# Task details
Take the line containing "What data populates" and every line after it to the end of the material below; reproduce them exactly, without pictures.

# Record set
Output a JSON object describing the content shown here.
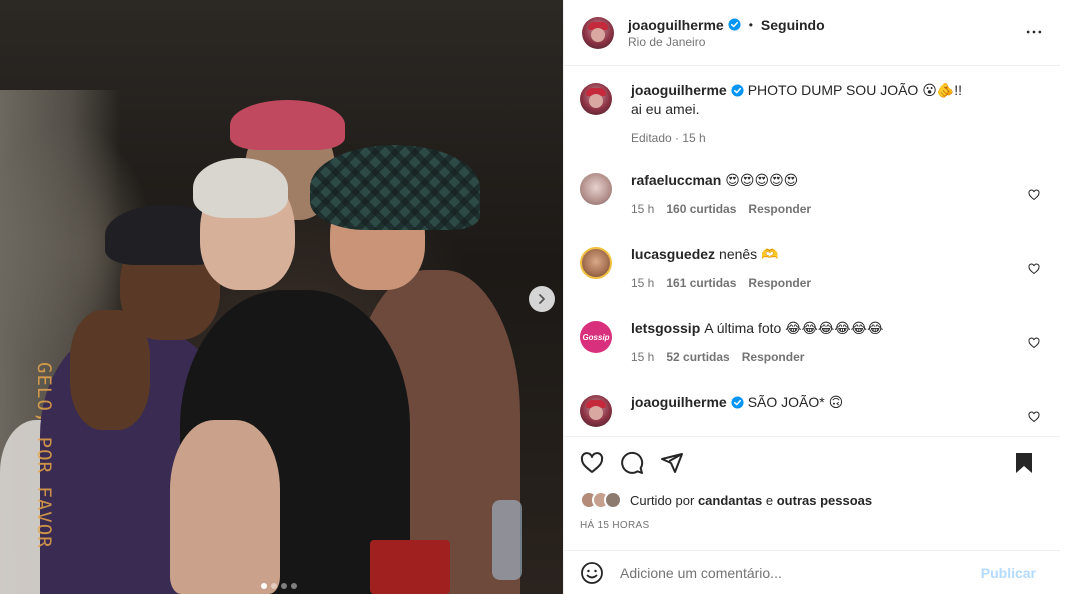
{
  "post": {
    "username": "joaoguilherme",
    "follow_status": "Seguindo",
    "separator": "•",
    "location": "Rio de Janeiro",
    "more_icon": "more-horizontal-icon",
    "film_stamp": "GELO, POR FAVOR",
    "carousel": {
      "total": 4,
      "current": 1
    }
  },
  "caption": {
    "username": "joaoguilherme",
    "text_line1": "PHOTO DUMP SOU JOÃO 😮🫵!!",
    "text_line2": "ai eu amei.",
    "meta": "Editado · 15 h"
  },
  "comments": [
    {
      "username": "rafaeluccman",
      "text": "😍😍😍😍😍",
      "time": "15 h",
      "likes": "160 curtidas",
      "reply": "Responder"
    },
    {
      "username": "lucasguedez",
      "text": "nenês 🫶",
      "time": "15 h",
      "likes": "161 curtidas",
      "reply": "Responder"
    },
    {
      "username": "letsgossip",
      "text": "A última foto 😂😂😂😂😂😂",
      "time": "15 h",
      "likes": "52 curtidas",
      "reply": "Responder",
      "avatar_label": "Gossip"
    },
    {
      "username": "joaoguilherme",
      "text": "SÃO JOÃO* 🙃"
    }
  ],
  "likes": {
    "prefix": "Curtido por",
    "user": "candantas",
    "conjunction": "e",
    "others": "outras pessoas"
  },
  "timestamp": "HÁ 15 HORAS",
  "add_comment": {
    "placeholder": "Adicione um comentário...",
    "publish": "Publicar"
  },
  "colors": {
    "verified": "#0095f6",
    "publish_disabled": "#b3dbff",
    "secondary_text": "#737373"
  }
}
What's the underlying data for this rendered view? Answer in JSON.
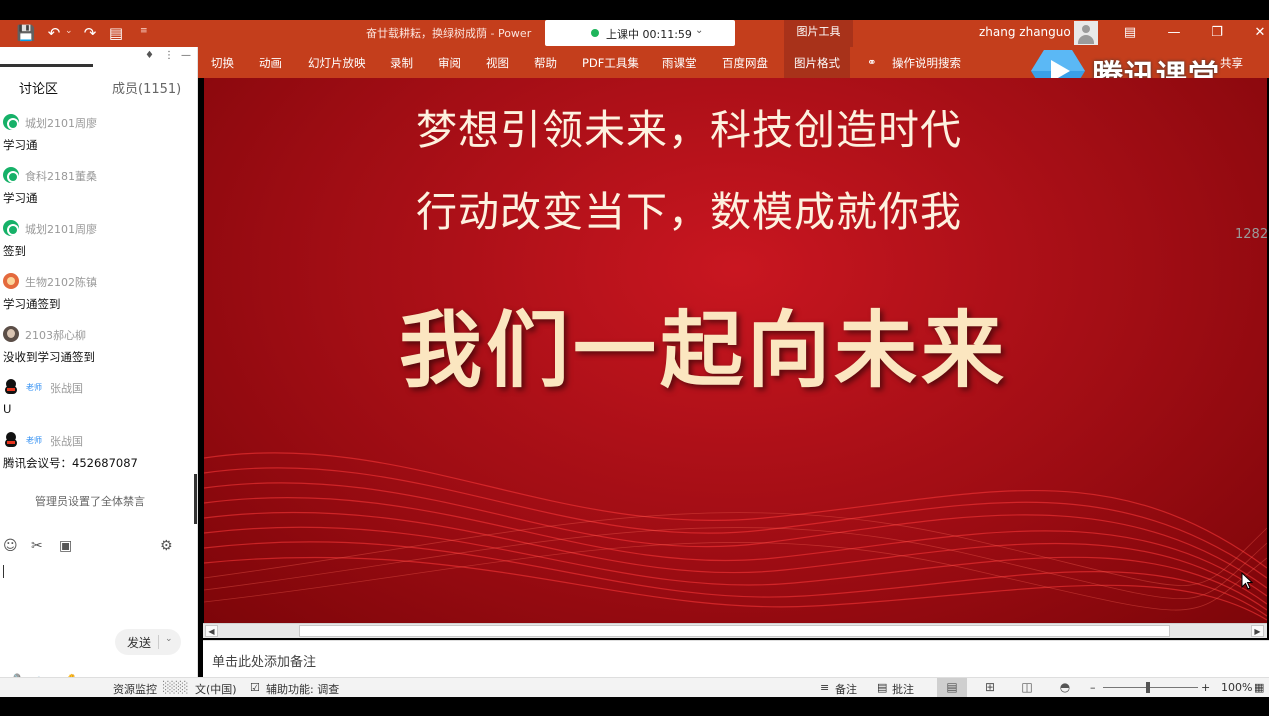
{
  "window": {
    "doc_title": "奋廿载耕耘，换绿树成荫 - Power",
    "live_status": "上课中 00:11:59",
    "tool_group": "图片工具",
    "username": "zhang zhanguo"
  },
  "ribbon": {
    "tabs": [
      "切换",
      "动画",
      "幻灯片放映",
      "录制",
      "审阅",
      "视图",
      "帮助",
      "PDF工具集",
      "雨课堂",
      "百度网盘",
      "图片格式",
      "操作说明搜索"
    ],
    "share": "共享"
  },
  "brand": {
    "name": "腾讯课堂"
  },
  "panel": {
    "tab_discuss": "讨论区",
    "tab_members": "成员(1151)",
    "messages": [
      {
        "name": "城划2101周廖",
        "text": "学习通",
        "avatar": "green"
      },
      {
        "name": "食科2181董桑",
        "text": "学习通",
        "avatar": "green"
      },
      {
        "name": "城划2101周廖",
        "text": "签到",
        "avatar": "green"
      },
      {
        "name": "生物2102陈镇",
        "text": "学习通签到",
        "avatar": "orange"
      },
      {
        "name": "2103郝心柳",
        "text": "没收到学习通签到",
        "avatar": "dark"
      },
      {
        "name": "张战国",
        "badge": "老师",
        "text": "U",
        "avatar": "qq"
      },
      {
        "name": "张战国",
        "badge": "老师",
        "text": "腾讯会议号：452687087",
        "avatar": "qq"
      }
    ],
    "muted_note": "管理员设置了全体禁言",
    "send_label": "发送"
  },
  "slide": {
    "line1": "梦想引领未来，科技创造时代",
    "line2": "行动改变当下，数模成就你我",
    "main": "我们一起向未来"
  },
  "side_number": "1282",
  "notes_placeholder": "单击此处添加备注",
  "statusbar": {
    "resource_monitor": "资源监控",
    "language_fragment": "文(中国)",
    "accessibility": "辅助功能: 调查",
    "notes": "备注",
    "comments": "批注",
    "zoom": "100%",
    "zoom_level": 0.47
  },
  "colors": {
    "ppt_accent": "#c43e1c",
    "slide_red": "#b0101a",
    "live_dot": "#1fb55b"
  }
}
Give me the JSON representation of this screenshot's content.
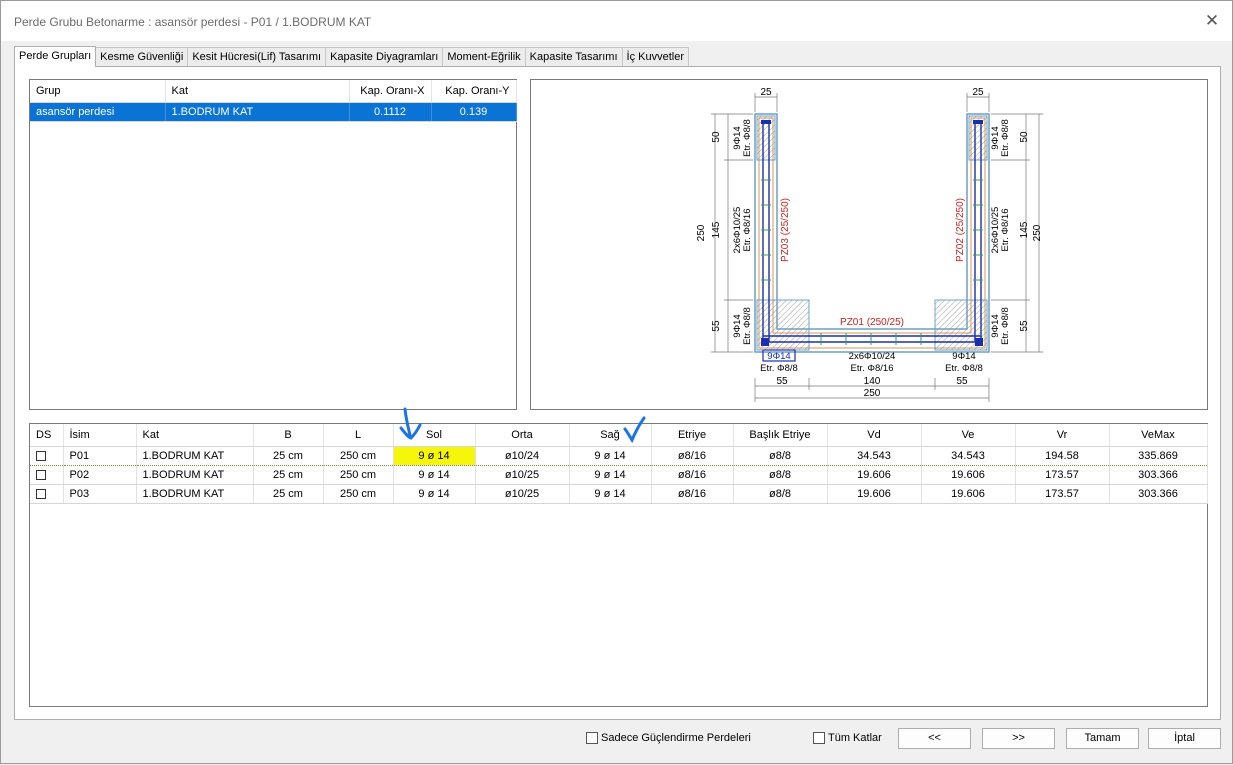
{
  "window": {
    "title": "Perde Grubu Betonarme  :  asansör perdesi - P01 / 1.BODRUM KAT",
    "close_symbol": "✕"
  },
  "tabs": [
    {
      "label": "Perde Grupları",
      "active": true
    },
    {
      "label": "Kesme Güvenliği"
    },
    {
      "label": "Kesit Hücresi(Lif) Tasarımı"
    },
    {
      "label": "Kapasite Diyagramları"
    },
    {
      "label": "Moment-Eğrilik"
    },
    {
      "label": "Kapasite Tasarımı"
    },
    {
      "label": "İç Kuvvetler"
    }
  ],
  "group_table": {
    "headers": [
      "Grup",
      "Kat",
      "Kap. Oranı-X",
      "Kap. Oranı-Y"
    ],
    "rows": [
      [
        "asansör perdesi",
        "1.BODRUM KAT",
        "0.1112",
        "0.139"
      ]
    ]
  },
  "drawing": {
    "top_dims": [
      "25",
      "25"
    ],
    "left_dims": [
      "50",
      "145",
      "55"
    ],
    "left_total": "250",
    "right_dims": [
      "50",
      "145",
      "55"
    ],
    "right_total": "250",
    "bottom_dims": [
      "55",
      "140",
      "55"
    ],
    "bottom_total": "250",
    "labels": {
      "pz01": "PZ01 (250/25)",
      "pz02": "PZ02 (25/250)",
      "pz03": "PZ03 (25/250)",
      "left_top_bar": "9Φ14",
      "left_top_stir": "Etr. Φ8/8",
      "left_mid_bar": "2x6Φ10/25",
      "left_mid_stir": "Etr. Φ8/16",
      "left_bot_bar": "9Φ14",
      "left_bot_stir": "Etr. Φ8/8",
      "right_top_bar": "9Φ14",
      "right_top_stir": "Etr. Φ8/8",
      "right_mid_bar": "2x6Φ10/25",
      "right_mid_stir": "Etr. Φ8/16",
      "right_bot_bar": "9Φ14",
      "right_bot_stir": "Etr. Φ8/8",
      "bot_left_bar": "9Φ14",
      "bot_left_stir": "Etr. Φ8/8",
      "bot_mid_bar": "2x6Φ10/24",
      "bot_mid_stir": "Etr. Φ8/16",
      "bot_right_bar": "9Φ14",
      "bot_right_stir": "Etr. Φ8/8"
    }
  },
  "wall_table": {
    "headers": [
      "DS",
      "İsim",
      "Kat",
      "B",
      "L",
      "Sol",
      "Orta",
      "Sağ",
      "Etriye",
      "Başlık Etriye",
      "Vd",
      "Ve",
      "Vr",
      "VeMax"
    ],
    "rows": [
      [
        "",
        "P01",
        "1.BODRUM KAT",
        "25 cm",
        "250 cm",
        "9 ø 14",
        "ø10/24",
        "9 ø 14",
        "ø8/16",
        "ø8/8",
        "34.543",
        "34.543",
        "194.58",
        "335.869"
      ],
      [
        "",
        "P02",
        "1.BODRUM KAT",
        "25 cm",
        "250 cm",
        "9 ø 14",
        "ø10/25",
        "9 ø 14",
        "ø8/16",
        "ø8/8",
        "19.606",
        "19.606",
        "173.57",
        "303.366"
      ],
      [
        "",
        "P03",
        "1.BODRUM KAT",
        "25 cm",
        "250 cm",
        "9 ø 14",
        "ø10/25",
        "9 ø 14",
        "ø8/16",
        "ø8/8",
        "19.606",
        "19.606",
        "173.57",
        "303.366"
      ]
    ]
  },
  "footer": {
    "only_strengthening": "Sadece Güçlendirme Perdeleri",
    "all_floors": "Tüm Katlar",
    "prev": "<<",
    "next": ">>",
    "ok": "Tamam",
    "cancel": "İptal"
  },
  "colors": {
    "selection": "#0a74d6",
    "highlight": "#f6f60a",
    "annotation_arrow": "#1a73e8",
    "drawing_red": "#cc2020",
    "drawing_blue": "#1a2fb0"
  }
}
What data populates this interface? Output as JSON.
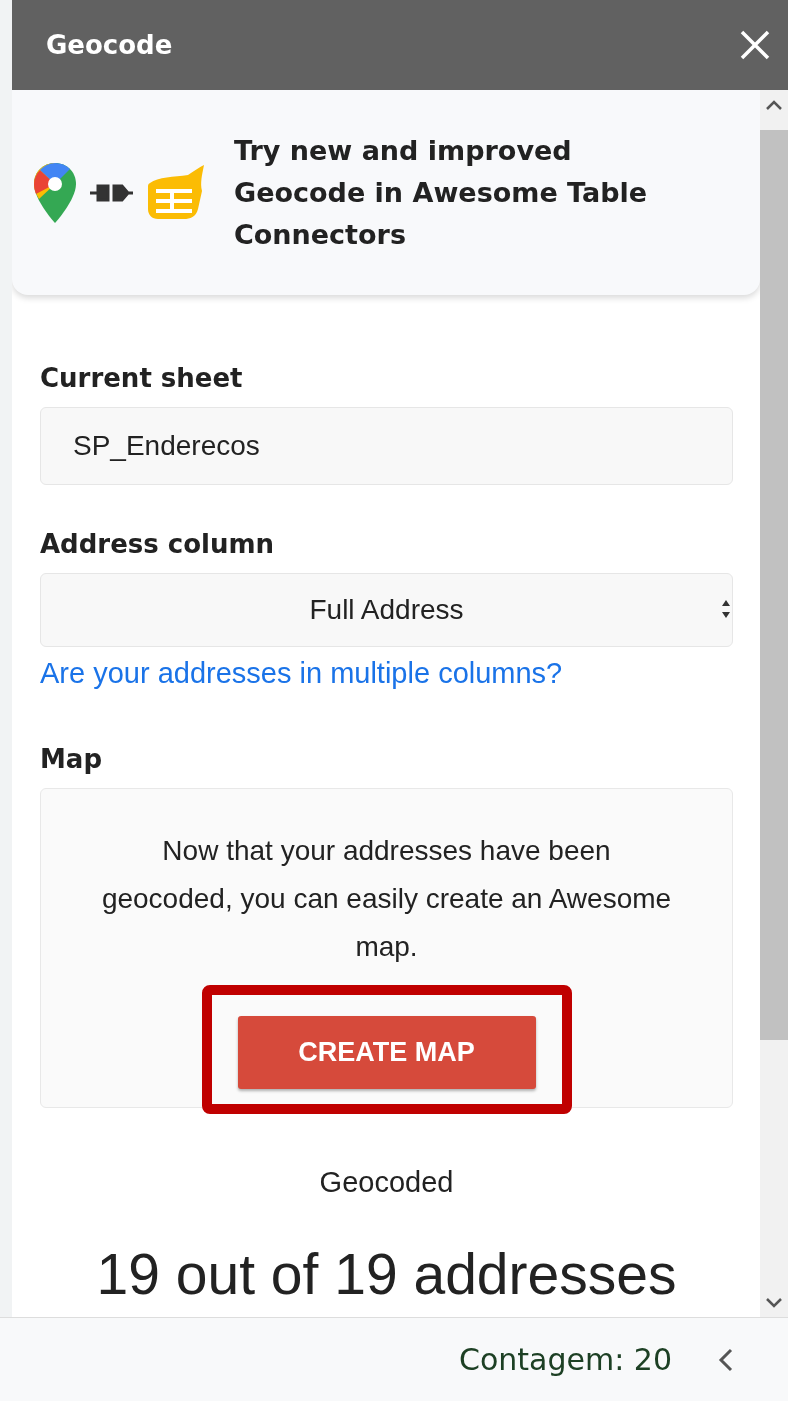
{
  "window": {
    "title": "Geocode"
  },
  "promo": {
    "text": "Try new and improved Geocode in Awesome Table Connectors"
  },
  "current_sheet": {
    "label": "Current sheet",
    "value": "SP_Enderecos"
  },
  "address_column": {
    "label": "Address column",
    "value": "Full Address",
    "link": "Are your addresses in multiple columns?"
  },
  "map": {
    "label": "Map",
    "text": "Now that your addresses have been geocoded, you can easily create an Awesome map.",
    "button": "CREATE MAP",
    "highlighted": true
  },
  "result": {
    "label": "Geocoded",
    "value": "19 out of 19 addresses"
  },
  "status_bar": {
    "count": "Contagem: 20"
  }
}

# Answer to the exercise
What data populates this interface? Output as JSON.
{
  "window": {
    "title": "Geocode"
  },
  "promo": {
    "text": "Try new and improved Geocode in Awesome Table Connectors"
  },
  "current_sheet": {
    "label": "Current sheet",
    "value": "SP_Enderecos"
  },
  "address_column": {
    "label": "Address column",
    "value": "Full Address",
    "link": "Are your addresses in multiple columns?"
  },
  "map": {
    "label": "Map",
    "text": "Now that your addresses have been geocoded, you can easily create an Awesome map.",
    "button": "CREATE MAP",
    "highlighted": true
  },
  "result": {
    "label": "Geocoded",
    "value": "19 out of 19 addresses"
  },
  "status_bar": {
    "count": "Contagem: 20"
  }
}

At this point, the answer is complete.